Also warranting a few rotations was the latest J Mascis solo trundle – Tied to a Star. While not as much as a revelation as his first ‘alone with an acoustic’ album Several Shades of Why, Tied to a Star is very enjoyable, adding a bit more of a backing band to flesh out the sound along with the odd burning guitar solo though never quite realising the highs of either the former album or his Dinosaur Jr work, of which I hope there’s more to come this year.

A couple of EPs – both the third in a series – bookended the year for me: Pixies EP3 (which also allows me to count Indie Cindy as one of this year’s most played) and EP3 from SQÜRL. Though vastly different in sound of course, both are cracking ends to a trilogy and contain some of each bands best work. Though the SQÜRL EP gets the win if only for the presentation and picture disc.

At the tail end of 2013 I started getting in the War on Drugs. Their new album Lost In The Dream made its way to the top of a lot of end of year / critics choice lists and it thoroughly deserved to. I loved it. It threw me at first – I thought there was something wrong with my record player thanks to the sound. It’s a beauty. It does recall a lot of those 80’s rock landmarks like Springsteen, Petty and the whole Den Henley  Boys of Summer vibe (all of which get a tick from me) but they’re hinted at, alluded to rather than worn brazenly on a denim-clad sleeve, it’s very much a contemporary sound.
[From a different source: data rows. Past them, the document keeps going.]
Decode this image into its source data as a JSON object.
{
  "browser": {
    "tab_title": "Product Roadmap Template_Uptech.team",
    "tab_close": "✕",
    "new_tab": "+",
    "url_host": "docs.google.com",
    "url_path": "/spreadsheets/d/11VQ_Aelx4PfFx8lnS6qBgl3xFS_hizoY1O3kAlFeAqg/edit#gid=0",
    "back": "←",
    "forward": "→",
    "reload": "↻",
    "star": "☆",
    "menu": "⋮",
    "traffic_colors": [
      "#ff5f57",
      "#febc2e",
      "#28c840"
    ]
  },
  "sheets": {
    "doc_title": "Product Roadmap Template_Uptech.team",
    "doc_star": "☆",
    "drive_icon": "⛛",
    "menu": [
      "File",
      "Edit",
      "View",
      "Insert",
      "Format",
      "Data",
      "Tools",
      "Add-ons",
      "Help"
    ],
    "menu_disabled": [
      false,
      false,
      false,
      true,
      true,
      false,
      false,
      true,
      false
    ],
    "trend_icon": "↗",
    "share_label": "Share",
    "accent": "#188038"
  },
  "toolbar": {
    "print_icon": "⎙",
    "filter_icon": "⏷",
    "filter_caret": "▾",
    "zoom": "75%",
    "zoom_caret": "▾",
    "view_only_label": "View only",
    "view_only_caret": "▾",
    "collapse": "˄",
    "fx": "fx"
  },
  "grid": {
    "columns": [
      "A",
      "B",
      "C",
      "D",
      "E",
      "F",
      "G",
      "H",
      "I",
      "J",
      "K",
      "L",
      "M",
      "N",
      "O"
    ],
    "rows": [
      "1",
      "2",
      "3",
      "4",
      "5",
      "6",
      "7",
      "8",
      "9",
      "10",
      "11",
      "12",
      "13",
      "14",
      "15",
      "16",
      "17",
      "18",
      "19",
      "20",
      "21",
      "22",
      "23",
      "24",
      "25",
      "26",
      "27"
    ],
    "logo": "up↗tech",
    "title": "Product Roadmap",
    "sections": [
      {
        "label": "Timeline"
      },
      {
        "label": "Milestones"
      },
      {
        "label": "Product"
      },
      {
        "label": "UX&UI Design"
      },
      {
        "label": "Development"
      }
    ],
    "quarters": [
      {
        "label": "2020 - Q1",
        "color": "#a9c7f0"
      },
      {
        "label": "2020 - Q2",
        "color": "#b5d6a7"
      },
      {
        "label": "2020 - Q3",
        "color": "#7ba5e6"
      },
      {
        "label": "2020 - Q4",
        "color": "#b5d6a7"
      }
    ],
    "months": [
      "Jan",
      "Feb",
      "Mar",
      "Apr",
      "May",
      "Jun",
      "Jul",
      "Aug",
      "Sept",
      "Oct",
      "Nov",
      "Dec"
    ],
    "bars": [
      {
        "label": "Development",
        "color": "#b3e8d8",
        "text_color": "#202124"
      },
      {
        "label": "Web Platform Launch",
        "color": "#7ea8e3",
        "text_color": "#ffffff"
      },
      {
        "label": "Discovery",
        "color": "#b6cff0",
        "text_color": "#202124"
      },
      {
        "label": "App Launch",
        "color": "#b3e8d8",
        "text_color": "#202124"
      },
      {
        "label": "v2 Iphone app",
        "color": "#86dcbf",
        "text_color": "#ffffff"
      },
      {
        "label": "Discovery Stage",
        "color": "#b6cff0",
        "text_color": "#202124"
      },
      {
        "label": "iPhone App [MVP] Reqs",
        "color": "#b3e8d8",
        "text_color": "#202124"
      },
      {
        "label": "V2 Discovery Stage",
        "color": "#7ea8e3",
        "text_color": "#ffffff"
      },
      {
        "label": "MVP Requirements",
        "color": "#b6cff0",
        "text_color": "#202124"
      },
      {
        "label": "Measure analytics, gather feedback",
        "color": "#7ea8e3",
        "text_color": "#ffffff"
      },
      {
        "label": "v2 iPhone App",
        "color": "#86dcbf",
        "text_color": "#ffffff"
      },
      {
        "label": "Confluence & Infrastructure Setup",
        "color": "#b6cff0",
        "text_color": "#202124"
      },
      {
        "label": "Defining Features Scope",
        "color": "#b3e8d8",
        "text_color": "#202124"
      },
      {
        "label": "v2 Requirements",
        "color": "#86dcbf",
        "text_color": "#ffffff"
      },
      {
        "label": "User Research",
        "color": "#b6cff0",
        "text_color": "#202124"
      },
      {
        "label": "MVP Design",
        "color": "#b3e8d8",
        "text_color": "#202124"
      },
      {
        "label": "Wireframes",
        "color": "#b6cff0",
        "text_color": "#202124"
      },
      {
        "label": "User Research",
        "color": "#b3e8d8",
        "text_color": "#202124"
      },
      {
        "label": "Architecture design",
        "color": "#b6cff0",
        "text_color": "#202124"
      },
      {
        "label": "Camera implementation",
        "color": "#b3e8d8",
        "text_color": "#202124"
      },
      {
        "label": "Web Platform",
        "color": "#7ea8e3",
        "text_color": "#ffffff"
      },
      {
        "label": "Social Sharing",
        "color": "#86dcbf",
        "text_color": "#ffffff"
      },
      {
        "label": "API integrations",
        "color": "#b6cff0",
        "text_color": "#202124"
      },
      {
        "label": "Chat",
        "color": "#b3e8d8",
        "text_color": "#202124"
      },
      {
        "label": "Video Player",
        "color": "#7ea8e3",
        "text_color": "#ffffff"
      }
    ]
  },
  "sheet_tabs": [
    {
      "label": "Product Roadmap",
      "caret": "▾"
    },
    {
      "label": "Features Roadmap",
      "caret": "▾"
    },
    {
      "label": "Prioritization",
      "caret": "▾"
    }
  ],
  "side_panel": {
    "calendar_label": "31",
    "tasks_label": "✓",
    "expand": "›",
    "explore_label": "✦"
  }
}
One which is so easy to get lost in as you travel through the album – despite being great to spin on a Sunday afternoon, it’s very much an album for listening to on the move. Hazy, dream-like sounds danced all over by some sublime guitar lines.

photo 3In terms of Re-Issues… I only really got into two. Some Pixies magic (again) with the end-of-year release (so will ludicrously miss being included on all those lists when it deserves to sit atop them) of Doolittle 25 meant a triple album of greatness, with the original album remastered, demos, b-sides and Peel sessions all making a compelling release. The second was Led Zeppelin’s IV reissue – hugely superior sound quality and a second slab of vinyl containing alternate takes and mixes adding to an already faultless album.

Most Played?

Bu6ErPKIEAAJp0PThe record that probably got the most spins this year? It’s a very tasty album indeed. It’s the Mondo Tees reissue of the Jurassic Park soundtrack. I love this for so many reasons. I was (very) lucky enough to be given this for my first Fathers Day by my wife after I’d hum this to get our son to sleep. I was also very (very) lucky enough to get one of the very rare Dilophosaurus version. Also, John Williams created another beautiful soundtrack for JP back in 1993 all summed up beautifully in Welcome to Jurassic Park:

I’m still playing catch-up with some of 2014’s releases – I’ve only just picked up Karen O’s Crush Songs and have yet to drop needle on it’s lovely blue vinyl, nor did I get around to hearing new albums from Jenny Lewis, Ben Frost, Spoon or even the terrifying good (based on the little I have heard) Swans albums dropped in 2014. What can I say; I’m a busy guy and who really cares what I think of them?